Ogre Battle: The March of the Black Queen rallied onto the SNES in 1993. The last game, Tactics Ogre: Let Us Cling Together, was remade and released for the PSP in 2010.
If we don’t want to count that, then the last full-on sequel was Tactics Ogre: The Knight of Lodis, which was a 2001 Game Boy Advance title. If one likes Final Fantasy Tactics then those last two games in particular will feel right at home.
Gex, yes that Gex, is a Square Enix product now thanks to their acquisition of Crystal Dynamics. The first game was released in 1995 for the 3DO, PS1, and Sega Saturn.

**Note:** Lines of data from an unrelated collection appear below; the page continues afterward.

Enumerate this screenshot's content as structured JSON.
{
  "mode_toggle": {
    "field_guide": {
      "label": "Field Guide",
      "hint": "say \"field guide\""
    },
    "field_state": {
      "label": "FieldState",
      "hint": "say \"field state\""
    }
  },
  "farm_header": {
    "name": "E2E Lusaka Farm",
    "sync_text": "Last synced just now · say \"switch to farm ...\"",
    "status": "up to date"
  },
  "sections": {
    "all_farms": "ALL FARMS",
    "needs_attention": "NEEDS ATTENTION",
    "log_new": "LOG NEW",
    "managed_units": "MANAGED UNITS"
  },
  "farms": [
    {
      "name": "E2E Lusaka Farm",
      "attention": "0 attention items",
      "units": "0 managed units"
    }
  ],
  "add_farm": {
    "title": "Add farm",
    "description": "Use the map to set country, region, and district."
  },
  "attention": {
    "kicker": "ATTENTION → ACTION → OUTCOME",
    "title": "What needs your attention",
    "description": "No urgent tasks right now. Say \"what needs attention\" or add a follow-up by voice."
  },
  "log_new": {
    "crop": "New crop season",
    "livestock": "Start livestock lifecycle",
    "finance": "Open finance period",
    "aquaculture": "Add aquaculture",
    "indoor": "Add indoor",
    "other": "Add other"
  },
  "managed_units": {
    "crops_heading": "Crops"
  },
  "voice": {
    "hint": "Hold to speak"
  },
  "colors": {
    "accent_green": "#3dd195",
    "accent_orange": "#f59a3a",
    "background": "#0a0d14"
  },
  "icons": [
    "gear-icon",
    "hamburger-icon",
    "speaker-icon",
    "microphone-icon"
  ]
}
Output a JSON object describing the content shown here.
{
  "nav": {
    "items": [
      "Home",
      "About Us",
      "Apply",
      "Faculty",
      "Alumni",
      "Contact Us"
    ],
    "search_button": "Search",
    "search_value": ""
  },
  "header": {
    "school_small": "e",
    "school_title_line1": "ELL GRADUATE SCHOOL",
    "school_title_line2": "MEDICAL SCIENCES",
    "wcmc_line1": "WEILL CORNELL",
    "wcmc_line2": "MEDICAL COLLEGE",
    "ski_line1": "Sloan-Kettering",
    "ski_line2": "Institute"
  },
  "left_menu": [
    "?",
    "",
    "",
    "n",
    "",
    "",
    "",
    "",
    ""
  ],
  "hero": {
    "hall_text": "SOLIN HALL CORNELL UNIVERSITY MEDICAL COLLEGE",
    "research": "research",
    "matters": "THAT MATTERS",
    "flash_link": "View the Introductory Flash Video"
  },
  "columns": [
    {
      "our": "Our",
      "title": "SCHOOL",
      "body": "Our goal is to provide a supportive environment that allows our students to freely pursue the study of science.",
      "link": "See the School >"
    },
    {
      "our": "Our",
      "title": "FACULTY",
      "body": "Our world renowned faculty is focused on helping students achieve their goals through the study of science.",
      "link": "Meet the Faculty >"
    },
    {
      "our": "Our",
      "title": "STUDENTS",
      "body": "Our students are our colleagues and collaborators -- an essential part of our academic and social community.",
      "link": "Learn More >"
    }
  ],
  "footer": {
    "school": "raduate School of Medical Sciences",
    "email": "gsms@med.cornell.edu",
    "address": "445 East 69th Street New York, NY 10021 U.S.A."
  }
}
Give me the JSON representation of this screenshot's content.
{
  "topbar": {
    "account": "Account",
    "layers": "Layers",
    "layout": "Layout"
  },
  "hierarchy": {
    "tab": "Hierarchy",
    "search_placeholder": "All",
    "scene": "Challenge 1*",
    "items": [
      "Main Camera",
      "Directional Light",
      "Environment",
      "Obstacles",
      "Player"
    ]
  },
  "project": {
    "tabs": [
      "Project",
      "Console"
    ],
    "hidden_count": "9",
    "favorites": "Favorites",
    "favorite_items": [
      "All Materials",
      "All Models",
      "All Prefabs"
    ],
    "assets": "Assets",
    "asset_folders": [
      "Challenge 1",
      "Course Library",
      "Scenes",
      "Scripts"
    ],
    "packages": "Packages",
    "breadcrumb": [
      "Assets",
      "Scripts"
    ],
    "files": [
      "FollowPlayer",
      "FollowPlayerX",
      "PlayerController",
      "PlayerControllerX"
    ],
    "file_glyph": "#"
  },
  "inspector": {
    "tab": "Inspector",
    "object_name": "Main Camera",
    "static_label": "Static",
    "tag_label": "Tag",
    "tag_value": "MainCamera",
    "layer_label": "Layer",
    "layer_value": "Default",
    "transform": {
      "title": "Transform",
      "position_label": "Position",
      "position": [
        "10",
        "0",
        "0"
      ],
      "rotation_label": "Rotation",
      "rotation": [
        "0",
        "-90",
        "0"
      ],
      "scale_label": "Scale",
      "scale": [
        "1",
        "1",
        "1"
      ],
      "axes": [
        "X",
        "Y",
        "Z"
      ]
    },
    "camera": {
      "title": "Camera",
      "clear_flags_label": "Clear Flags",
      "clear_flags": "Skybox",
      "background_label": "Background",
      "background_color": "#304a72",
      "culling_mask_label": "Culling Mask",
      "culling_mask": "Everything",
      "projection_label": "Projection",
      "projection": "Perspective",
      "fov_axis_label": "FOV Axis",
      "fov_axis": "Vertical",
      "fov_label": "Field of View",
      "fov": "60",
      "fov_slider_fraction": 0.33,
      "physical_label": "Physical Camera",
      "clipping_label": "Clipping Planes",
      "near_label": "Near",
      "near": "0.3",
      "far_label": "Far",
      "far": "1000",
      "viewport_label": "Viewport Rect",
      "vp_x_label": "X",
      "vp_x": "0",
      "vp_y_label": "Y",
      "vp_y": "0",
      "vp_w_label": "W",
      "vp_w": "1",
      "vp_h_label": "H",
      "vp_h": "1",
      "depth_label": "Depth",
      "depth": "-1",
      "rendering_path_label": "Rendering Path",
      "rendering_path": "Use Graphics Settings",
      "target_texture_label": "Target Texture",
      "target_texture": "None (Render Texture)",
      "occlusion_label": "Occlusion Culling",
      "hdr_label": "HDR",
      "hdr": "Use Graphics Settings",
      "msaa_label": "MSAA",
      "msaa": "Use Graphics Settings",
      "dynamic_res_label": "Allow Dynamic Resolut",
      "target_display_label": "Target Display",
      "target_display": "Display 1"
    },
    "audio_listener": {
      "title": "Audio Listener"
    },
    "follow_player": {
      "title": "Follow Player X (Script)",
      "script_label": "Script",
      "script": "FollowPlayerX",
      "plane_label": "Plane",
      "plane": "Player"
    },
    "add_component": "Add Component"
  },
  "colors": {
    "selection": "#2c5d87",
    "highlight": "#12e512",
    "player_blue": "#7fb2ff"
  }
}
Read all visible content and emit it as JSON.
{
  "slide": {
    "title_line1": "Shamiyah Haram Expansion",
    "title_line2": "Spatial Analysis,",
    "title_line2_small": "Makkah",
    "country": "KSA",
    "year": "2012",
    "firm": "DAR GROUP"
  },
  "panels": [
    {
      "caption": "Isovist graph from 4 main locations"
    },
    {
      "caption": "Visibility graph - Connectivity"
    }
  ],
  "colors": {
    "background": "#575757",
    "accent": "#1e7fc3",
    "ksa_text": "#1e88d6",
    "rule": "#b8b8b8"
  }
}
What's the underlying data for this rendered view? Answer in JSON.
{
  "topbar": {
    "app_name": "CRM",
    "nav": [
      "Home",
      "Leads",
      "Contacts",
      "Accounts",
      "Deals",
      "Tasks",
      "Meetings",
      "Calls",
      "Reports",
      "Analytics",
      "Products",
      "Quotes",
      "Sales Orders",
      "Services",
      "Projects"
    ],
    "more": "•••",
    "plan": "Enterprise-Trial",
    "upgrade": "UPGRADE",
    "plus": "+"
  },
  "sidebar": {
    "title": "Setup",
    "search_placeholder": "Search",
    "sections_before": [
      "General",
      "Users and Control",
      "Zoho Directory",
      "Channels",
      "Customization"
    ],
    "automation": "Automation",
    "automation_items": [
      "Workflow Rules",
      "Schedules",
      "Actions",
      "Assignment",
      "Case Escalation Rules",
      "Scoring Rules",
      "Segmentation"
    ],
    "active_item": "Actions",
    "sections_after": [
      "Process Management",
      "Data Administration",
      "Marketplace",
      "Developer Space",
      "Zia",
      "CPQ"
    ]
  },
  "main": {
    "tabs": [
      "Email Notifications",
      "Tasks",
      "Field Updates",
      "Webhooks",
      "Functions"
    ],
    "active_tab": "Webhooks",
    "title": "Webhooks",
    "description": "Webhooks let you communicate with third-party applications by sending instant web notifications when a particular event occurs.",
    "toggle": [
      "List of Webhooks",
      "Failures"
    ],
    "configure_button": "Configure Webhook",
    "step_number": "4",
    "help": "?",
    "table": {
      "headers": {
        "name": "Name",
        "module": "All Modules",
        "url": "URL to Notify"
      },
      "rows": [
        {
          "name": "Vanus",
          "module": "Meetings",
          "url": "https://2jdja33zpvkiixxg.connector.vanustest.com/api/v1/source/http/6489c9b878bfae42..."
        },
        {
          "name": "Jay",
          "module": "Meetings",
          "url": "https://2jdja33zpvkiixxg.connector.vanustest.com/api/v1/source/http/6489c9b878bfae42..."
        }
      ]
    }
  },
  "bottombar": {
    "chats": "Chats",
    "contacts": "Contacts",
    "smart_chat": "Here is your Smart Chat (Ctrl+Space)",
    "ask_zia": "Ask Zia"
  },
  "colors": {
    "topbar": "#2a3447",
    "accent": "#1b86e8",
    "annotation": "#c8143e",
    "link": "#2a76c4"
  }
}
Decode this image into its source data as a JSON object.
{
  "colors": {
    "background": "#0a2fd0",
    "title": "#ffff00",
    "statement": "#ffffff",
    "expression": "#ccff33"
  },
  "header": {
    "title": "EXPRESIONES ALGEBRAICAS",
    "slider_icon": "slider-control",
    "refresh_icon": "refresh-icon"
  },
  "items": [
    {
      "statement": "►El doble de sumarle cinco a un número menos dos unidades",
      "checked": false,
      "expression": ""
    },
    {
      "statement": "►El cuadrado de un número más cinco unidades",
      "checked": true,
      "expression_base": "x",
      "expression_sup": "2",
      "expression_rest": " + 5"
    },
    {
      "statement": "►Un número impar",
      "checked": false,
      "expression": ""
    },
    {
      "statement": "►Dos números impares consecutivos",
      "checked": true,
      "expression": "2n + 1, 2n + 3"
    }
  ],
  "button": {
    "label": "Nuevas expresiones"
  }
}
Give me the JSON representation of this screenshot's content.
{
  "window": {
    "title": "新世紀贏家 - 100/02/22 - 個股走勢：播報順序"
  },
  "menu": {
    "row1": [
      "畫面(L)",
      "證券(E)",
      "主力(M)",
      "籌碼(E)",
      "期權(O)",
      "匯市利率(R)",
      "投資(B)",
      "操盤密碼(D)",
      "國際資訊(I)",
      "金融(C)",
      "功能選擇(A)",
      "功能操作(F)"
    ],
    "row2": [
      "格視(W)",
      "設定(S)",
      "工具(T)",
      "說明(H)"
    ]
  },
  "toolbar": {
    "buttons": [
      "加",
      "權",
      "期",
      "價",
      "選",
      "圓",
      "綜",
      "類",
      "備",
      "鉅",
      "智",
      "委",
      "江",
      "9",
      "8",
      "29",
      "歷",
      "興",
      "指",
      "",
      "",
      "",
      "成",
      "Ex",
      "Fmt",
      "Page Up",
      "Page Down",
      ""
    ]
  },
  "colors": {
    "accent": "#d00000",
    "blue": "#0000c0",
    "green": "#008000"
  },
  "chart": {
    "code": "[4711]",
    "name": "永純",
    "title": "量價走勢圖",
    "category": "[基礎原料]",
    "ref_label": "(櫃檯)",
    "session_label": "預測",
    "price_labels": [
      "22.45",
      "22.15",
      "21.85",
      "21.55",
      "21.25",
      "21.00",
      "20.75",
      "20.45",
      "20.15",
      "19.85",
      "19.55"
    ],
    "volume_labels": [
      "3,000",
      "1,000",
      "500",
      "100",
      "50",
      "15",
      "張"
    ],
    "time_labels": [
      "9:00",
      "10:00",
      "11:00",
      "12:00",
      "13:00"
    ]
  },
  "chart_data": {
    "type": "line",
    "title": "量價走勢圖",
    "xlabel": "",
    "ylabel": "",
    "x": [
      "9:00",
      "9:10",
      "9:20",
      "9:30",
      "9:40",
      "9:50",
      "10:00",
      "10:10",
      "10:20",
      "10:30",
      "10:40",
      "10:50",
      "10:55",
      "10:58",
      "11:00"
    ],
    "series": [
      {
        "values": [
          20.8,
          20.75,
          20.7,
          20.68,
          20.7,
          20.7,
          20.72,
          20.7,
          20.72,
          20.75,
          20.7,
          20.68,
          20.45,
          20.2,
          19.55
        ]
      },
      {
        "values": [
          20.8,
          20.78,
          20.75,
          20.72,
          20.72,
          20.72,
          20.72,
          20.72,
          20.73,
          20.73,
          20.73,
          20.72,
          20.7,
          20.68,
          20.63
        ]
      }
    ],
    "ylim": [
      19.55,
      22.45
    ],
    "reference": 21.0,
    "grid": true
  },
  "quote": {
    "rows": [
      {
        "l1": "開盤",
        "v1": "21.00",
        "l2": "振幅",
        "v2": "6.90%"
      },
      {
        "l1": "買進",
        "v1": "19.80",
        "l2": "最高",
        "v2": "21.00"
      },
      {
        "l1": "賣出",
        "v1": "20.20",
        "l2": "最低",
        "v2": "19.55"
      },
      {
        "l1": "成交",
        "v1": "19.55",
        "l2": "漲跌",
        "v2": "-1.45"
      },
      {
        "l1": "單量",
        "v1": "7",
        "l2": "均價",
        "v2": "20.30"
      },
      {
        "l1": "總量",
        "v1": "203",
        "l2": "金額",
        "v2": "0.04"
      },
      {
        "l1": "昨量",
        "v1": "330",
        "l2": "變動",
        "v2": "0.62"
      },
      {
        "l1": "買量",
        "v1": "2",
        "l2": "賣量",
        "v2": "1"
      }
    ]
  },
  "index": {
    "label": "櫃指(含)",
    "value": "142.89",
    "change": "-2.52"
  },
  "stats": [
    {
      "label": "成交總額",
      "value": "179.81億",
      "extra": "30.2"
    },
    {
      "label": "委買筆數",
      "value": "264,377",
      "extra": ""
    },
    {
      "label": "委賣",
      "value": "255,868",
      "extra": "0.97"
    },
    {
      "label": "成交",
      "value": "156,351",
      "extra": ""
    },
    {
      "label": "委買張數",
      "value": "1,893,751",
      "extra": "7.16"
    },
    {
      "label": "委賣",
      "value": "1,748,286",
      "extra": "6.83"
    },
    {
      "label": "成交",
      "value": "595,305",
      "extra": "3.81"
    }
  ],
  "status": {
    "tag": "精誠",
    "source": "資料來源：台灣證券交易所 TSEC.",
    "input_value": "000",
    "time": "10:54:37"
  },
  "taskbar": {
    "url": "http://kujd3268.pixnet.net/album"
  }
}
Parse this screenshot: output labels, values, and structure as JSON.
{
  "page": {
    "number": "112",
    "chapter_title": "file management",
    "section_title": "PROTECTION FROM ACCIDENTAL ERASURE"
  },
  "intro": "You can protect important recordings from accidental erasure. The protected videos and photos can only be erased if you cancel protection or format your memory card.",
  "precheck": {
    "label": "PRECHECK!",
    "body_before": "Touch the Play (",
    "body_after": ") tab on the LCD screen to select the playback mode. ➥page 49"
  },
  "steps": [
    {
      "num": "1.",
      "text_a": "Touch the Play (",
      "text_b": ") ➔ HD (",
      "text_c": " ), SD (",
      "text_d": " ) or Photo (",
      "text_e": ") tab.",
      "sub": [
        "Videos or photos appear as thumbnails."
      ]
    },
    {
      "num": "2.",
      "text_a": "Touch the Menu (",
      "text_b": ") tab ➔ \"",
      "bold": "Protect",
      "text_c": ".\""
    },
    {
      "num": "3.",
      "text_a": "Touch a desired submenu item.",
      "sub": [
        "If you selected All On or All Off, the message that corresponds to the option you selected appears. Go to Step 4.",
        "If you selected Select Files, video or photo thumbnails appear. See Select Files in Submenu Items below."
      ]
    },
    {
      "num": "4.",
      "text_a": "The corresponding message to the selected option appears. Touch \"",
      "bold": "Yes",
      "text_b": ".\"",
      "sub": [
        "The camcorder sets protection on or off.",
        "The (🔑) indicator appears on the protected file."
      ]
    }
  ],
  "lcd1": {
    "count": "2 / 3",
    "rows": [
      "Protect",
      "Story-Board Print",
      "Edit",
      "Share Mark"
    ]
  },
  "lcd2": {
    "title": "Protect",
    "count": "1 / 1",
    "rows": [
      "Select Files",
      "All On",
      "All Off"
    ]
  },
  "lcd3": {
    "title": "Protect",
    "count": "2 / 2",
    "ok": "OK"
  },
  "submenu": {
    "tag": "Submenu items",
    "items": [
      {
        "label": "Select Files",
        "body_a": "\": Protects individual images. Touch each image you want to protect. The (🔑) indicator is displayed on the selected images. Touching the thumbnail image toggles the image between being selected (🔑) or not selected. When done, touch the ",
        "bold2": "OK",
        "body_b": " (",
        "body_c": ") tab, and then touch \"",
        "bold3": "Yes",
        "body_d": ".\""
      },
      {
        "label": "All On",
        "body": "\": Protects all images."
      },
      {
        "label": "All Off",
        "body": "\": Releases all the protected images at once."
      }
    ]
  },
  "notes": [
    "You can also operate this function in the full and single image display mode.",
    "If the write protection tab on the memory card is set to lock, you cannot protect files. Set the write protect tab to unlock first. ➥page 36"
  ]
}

The final game, Gex 3: Deep Cover Gecko, launched for the PS1, N64, and Game Boy Color in 1999. It, like many mascot platformers of the '90s, tried to out-platform Super Mario 64. Among the dozens, Gex may be toward the bottom. At the very least, he is not on the level of Bubsy.
ActRaiser made its godly debut on the SNES in 1990. The second and final game, ActRaiser 2, also released for the SNES, but in 1993. While Square Enix has abandoned the franchise after its original console, there are those that tried to carry on the action platformer/sim hybrid. Just this year Sega published a game called SolSeraph. So if ActRaiser was a game one wished would come back, there are now options.
1 Final Fantasy Tactics
Yes, it may be redundant to put this on here since we also included Tactics Ogre. Both series are almost one and the same. On top of that, Final Fantasy gets pumped out, and will get pumped out, until the end of time. That is their cash cow. However, Final Fantasy Tactics is a franchise within a franchise, so let’s count it anyway because the world deserves more tactical love. Just to be thorough, the first game was released for the PS1 in 1997. The last title was Final Fantasy Tactics A2: Grimoire of the Rift for the DS in 2007. That is all to say it has been far, far too long.